Here is a block of records. Copy every one of them exactly.

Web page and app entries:

○ ○ ○ ○

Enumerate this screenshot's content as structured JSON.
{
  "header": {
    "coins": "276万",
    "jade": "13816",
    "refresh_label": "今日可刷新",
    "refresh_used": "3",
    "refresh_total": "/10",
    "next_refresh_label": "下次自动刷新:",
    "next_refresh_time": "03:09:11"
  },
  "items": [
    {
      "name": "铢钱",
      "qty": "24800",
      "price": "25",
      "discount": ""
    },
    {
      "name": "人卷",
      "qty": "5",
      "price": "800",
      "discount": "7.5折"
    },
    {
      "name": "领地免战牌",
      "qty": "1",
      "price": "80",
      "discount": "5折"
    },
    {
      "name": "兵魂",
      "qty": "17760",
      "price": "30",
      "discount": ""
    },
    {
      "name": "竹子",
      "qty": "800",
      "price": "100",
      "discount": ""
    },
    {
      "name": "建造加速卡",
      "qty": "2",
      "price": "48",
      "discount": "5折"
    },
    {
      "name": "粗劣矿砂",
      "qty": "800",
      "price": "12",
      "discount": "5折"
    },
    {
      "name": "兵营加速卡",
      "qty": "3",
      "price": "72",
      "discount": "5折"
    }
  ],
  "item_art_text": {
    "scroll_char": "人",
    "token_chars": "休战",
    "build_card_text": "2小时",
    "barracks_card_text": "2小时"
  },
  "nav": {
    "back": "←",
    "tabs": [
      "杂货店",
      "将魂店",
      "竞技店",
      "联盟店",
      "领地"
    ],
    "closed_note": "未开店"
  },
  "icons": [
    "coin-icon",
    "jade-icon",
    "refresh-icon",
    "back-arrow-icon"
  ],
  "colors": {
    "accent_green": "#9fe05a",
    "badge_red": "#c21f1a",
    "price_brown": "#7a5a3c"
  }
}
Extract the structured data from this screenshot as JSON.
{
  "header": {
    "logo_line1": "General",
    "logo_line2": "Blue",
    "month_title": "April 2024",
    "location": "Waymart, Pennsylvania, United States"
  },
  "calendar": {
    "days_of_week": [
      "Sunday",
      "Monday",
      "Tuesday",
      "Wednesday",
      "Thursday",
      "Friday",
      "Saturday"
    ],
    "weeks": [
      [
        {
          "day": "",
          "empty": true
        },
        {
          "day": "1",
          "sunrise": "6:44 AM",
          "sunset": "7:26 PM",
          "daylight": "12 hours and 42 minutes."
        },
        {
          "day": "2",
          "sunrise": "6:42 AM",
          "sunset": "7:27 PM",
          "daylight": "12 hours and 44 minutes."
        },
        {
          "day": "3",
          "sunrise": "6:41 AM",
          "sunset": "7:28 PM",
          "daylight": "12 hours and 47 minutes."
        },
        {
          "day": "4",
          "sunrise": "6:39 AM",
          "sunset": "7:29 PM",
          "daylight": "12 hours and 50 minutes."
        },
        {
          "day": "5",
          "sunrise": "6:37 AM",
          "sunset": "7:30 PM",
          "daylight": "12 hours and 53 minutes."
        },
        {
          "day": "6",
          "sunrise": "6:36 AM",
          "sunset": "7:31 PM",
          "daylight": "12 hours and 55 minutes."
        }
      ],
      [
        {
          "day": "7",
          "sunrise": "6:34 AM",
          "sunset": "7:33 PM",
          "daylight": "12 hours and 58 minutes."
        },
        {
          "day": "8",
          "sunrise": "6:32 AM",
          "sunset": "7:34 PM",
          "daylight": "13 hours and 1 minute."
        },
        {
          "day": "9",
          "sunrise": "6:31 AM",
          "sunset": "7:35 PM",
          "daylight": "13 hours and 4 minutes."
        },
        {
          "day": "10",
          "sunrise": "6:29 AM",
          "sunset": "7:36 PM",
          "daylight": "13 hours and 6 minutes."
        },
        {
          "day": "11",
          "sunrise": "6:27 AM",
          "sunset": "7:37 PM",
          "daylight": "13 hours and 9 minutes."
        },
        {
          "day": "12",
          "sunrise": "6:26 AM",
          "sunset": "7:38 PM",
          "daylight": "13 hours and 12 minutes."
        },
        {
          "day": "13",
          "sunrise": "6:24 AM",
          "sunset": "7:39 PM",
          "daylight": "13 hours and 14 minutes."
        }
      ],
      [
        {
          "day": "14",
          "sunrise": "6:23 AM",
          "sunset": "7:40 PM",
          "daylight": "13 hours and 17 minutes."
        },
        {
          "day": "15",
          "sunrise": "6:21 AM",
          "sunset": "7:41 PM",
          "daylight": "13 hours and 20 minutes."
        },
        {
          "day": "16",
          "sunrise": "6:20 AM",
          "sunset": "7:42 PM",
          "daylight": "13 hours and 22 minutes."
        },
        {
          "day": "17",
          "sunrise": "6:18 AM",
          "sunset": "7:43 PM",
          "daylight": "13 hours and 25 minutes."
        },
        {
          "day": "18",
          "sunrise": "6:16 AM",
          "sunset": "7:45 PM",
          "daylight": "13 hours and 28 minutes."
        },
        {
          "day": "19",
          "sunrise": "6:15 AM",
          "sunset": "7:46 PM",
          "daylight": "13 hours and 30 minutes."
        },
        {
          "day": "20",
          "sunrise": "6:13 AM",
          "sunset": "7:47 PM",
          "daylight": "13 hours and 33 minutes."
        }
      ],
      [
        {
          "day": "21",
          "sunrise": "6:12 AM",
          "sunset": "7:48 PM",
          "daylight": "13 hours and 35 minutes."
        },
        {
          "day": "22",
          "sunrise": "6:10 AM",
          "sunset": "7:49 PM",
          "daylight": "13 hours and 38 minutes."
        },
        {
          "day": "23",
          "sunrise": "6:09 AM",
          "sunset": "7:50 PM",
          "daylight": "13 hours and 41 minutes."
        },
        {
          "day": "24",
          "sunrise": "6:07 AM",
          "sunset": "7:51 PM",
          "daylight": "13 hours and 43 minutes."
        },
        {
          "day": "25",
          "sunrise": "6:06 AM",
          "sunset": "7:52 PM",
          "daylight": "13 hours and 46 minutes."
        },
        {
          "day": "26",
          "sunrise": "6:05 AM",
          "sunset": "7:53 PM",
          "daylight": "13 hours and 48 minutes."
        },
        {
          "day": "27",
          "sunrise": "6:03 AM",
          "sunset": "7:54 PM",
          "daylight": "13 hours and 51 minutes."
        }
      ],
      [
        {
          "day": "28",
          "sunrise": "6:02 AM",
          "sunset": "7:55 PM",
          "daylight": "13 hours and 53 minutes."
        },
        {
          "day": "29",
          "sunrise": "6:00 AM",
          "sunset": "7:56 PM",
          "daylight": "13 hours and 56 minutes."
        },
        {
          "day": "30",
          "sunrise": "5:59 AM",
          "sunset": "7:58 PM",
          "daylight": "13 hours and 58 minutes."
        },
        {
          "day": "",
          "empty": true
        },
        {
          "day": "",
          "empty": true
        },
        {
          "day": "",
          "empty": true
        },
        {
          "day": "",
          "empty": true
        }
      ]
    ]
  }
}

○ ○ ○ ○

▶ ANSWER SPACE
Enumerate this screenshot's content as structured JSON.
{
  "header": {
    "coins": "276万",
    "jade": "13816",
    "refresh_label": "今日可刷新",
    "refresh_used": "3",
    "refresh_total": "/10",
    "next_refresh_label": "下次自动刷新:",
    "next_refresh_time": "03:09:11"
  },
  "items": [
    {
      "name": "铢钱",
      "qty": "24800",
      "price": "25",
      "discount": ""
    },
    {
      "name": "人卷",
      "qty": "5",
      "price": "800",
      "discount": "7.5折"
    },
    {
      "name": "领地免战牌",
      "qty": "1",
      "price": "80",
      "discount": "5折"
    },
    {
      "name": "兵魂",
      "qty": "17760",
      "price": "30",
      "discount": ""
    },
    {
      "name": "竹子",
      "qty": "800",
      "price": "100",
      "discount": ""
    },
    {
      "name": "建造加速卡",
      "qty": "2",
      "price": "48",
      "discount": "5折"
    },
    {
      "name": "粗劣矿砂",
      "qty": "800",
      "price": "12",
      "discount": "5折"
    },
    {
      "name": "兵营加速卡",
      "qty": "3",
      "price": "72",
      "discount": "5折"
    }
  ],
  "item_art_text": {
    "scroll_char": "人",
    "token_chars": "休战",
    "build_card_text": "2小时",
    "barracks_card_text": "2小时"
  },
  "nav": {
    "back": "←",
    "tabs": [
      "杂货店",
      "将魂店",
      "竞技店",
      "联盟店",
      "领地"
    ],
    "closed_note": "未开店"
  },
  "icons": [
    "coin-icon",
    "jade-icon",
    "refresh-icon",
    "back-arrow-icon"
  ],
  "colors": {
    "accent_green": "#9fe05a",
    "badge_red": "#c21f1a",
    "price_brown": "#7a5a3c"
  }
}
Extract the structured data from this screenshot as JSON.
{
  "header": {
    "logo_line1": "General",
    "logo_line2": "Blue",
    "month_title": "April 2024",
    "location": "Waymart, Pennsylvania, United States"
  },
  "calendar": {
    "days_of_week": [
      "Sunday",
      "Monday",
      "Tuesday",
      "Wednesday",
      "Thursday",
      "Friday",
      "Saturday"
    ],
    "weeks": [
      [
        {
          "day": "",
          "empty": true
        },
        {
          "day": "1",
          "sunrise": "6:44 AM",
          "sunset": "7:26 PM",
          "daylight": "12 hours and 42 minutes."
        },
        {
          "day": "2",
          "sunrise": "6:42 AM",
          "sunset": "7:27 PM",
          "daylight": "12 hours and 44 minutes."
        },
        {
          "day": "3",
          "sunrise": "6:41 AM",
          "sunset": "7:28 PM",
          "daylight": "12 hours and 47 minutes."
        },
        {
          "day": "4",
          "sunrise": "6:39 AM",
          "sunset": "7:29 PM",
          "daylight": "12 hours and 50 minutes."
        },
        {
          "day": "5",
          "sunrise": "6:37 AM",
          "sunset": "7:30 PM",
          "daylight": "12 hours and 53 minutes."
        },
        {
          "day": "6",
          "sunrise": "6:36 AM",
          "sunset": "7:31 PM",
          "daylight": "12 hours and 55 minutes."
        }
      ],
      [
        {
          "day": "7",
          "sunrise": "6:34 AM",
          "sunset": "7:33 PM",
          "daylight": "12 hours and 58 minutes."
        },
        {
          "day": "8",
          "sunrise": "6:32 AM",
          "sunset": "7:34 PM",
          "daylight": "13 hours and 1 minute."
        },
        {
          "day": "9",
          "sunrise": "6:31 AM",
          "sunset": "7:35 PM",
          "daylight": "13 hours and 4 minutes."
        },
        {
          "day": "10",
          "sunrise": "6:29 AM",
          "sunset": "7:36 PM",
          "daylight": "13 hours and 6 minutes."
        },
        {
          "day": "11",
          "sunrise": "6:27 AM",
          "sunset": "7:37 PM",
          "daylight": "13 hours and 9 minutes."
        },
        {
          "day": "12",
          "sunrise": "6:26 AM",
          "sunset": "7:38 PM",
          "daylight": "13 hours and 12 minutes."
        },
        {
          "day": "13",
          "sunrise": "6:24 AM",
          "sunset": "7:39 PM",
          "daylight": "13 hours and 14 minutes."
        }
      ],
      [
        {
          "day": "14",
          "sunrise": "6:23 AM",
          "sunset": "7:40 PM",
          "daylight": "13 hours and 17 minutes."
        },
        {
          "day": "15",
          "sunrise": "6:21 AM",
          "sunset": "7:41 PM",
          "daylight": "13 hours and 20 minutes."
        },
        {
          "day": "16",
          "sunrise": "6:20 AM",
          "sunset": "7:42 PM",
          "daylight": "13 hours and 22 minutes."
        },
        {
          "day": "17",
          "sunrise": "6:18 AM",
          "sunset": "7:43 PM",
          "daylight": "13 hours and 25 minutes."
        },
        {
          "day": "18",
          "sunrise": "6:16 AM",
          "sunset": "7:45 PM",
          "daylight": "13 hours and 28 minutes."
        },
        {
          "day": "19",
          "sunrise": "6:15 AM",
          "sunset": "7:46 PM",
          "daylight": "13 hours and 30 minutes."
        },
        {
          "day": "20",
          "sunrise": "6:13 AM",
          "sunset": "7:47 PM",
          "daylight": "13 hours and 33 minutes."
        }
      ],
      [
        {
          "day": "21",
          "sunrise": "6:12 AM",
          "sunset": "7:48 PM",
          "daylight": "13 hours and 35 minutes."
        },
        {
          "day": "22",
          "sunrise": "6:10 AM",
          "sunset": "7:49 PM",
          "daylight": "13 hours and 38 minutes."
        },
        {
          "day": "23",
          "sunrise": "6:09 AM",
          "sunset": "7:50 PM",
          "daylight": "13 hours and 41 minutes."
        },
        {
          "day": "24",
          "sunrise": "6:07 AM",
          "sunset": "7:51 PM",
          "daylight": "13 hours and 43 minutes."
        },
        {
          "day": "25",
          "sunrise": "6:06 AM",
          "sunset": "7:52 PM",
          "daylight": "13 hours and 46 minutes."
        },
        {
          "day": "26",
          "sunrise": "6:05 AM",
          "sunset": "7:53 PM",
          "daylight": "13 hours and 48 minutes."
        },
        {
          "day": "27",
          "sunrise": "6:03 AM",
          "sunset": "7:54 PM",
          "daylight": "13 hours and 51 minutes."
        }
      ],
      [
        {
          "day": "28",
          "sunrise": "6:02 AM",
          "sunset": "7:55 PM",
          "daylight": "13 hours and 53 minutes."
        },
        {
          "day": "29",
          "sunrise": "6:00 AM",
          "sunset": "7:56 PM",
          "daylight": "13 hours and 56 minutes."
        },
        {
          "day": "30",
          "sunrise": "5:59 AM",
          "sunset": "7:58 PM",
          "daylight": "13 hours and 58 minutes."
        },
        {
          "day": "",
          "empty": true
        },
        {
          "day": "",
          "empty": true
        },
        {
          "day": "",
          "empty": true
        },
        {
          "day": "",
          "empty": true
        }
      ]
    ]
  }
}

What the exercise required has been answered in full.